SUPPLIED MATERIAL below:
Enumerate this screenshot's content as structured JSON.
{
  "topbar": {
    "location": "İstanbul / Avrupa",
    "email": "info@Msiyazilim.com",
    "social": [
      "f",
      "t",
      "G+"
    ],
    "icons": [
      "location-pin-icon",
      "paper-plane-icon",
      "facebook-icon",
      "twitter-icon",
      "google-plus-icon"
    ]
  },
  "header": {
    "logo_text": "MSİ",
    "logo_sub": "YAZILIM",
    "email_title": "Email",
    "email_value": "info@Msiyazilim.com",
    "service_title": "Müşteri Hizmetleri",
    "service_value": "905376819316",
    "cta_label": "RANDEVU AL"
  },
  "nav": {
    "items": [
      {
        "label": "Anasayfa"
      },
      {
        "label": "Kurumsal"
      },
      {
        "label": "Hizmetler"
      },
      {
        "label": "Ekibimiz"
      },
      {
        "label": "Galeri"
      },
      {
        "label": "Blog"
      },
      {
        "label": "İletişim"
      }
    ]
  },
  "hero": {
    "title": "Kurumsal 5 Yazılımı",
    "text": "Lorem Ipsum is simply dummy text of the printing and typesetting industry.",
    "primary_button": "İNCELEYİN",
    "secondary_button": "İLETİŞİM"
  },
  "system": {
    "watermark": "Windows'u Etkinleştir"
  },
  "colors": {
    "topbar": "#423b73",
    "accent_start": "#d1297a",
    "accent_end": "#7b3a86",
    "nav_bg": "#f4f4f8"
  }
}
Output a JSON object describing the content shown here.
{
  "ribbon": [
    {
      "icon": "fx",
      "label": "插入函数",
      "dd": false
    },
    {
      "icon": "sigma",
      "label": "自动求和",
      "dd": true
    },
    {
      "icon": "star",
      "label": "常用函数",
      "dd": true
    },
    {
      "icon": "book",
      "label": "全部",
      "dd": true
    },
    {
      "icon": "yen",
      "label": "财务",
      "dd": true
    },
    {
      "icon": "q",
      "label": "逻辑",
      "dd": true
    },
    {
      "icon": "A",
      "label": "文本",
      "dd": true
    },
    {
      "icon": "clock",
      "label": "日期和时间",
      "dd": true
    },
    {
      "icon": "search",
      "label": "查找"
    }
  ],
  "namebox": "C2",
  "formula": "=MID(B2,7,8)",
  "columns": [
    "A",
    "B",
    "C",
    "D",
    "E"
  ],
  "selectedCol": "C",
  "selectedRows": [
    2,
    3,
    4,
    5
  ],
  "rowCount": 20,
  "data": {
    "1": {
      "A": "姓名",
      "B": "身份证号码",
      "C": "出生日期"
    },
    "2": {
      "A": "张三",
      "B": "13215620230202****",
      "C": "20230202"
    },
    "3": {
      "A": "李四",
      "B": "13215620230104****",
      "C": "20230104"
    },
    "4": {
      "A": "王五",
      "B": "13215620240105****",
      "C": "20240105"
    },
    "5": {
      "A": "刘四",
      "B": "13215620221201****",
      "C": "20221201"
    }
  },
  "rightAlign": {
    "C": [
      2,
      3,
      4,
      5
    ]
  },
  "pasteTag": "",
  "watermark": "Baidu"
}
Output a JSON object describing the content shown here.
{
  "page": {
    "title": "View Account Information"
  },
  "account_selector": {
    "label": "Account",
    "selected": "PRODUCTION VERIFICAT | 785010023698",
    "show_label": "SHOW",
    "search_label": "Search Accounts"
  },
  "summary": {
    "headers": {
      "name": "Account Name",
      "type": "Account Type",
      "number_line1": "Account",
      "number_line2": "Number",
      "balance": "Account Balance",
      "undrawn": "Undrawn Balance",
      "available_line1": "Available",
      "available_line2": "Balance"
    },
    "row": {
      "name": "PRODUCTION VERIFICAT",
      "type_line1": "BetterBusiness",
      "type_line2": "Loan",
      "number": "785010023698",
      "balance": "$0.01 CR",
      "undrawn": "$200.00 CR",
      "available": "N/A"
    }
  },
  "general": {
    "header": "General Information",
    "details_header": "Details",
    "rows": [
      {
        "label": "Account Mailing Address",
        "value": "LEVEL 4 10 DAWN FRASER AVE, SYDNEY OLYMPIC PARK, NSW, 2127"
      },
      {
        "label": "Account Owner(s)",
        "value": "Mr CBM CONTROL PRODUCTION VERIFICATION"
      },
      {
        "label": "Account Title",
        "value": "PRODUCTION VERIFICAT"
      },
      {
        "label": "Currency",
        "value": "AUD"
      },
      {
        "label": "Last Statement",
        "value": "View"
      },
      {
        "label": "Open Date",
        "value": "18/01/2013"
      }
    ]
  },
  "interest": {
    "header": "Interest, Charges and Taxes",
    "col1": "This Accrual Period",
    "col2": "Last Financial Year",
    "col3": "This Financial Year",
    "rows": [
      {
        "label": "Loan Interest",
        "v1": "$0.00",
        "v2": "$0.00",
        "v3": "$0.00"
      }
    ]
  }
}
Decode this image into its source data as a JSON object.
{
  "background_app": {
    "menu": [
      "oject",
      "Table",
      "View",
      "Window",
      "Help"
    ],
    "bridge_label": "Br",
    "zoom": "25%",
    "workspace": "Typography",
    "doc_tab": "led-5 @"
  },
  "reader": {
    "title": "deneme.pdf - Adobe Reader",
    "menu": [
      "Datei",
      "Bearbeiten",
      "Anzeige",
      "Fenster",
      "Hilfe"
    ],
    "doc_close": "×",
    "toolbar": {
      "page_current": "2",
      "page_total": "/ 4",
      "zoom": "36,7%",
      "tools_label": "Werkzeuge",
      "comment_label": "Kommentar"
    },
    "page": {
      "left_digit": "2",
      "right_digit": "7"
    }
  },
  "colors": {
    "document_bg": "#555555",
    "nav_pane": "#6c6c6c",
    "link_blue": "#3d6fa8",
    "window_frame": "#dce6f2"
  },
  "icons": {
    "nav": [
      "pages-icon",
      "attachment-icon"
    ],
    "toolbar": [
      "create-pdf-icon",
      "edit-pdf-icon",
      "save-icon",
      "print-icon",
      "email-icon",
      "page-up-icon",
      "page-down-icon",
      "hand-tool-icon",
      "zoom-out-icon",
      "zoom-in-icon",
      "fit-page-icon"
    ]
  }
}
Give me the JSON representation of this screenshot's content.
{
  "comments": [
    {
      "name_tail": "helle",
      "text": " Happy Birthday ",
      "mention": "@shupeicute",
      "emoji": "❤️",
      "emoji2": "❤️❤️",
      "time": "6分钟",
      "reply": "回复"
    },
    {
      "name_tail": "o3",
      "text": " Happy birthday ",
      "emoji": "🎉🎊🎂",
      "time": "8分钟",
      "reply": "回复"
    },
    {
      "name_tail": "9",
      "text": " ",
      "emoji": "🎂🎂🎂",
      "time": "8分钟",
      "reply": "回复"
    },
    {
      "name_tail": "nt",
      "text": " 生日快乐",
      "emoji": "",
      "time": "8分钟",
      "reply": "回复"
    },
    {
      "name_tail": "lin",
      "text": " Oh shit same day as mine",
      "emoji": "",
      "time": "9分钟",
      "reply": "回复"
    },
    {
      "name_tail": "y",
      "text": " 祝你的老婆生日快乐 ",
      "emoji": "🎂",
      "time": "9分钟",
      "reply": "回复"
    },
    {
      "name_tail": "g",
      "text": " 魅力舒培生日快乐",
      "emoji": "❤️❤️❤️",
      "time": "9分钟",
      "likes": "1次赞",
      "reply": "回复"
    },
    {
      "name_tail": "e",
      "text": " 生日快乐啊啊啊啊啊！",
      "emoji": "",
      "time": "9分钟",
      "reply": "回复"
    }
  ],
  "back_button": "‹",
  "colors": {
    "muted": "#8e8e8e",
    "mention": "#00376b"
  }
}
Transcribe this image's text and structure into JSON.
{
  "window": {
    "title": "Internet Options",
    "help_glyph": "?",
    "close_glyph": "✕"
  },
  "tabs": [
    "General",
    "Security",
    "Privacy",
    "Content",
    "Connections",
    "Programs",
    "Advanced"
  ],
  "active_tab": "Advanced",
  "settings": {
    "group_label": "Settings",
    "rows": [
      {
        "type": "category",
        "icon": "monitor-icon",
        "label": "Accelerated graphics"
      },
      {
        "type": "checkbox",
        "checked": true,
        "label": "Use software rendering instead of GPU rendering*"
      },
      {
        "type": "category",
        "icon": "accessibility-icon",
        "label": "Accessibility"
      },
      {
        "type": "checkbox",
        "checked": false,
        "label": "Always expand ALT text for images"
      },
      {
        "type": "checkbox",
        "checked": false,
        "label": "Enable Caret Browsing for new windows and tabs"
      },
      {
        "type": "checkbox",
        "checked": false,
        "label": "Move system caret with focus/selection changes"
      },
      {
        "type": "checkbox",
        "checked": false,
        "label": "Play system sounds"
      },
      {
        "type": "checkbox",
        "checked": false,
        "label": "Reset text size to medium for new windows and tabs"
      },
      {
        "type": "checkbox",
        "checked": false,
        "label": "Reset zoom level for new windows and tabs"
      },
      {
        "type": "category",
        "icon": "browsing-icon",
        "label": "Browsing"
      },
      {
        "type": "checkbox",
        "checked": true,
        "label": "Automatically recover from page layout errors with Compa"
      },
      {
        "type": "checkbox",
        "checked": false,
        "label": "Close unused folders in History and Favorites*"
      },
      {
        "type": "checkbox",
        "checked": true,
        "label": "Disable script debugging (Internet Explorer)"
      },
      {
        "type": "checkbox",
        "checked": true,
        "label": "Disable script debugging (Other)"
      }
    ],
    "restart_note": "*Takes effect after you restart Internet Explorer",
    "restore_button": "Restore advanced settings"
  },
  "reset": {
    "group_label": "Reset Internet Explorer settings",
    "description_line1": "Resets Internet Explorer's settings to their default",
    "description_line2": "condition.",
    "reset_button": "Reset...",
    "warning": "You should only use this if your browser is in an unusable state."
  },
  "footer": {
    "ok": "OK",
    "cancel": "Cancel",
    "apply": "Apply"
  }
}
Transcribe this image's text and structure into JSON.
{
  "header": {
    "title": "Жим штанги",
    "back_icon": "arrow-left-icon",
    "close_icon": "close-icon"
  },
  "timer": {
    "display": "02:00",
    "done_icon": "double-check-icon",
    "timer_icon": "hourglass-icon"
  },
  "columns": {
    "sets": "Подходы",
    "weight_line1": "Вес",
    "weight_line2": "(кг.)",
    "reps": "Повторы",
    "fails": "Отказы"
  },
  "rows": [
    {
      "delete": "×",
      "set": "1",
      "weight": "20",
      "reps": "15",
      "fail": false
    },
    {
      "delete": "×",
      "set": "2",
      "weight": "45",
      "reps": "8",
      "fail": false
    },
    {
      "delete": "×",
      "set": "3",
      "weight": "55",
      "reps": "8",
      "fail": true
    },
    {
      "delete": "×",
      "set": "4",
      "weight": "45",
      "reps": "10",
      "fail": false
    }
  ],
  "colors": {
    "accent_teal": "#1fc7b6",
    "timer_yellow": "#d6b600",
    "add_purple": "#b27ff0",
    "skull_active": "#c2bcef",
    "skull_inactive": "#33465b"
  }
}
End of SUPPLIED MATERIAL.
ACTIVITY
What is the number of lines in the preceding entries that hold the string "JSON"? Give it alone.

RESULT OF THIS EXERCISE
7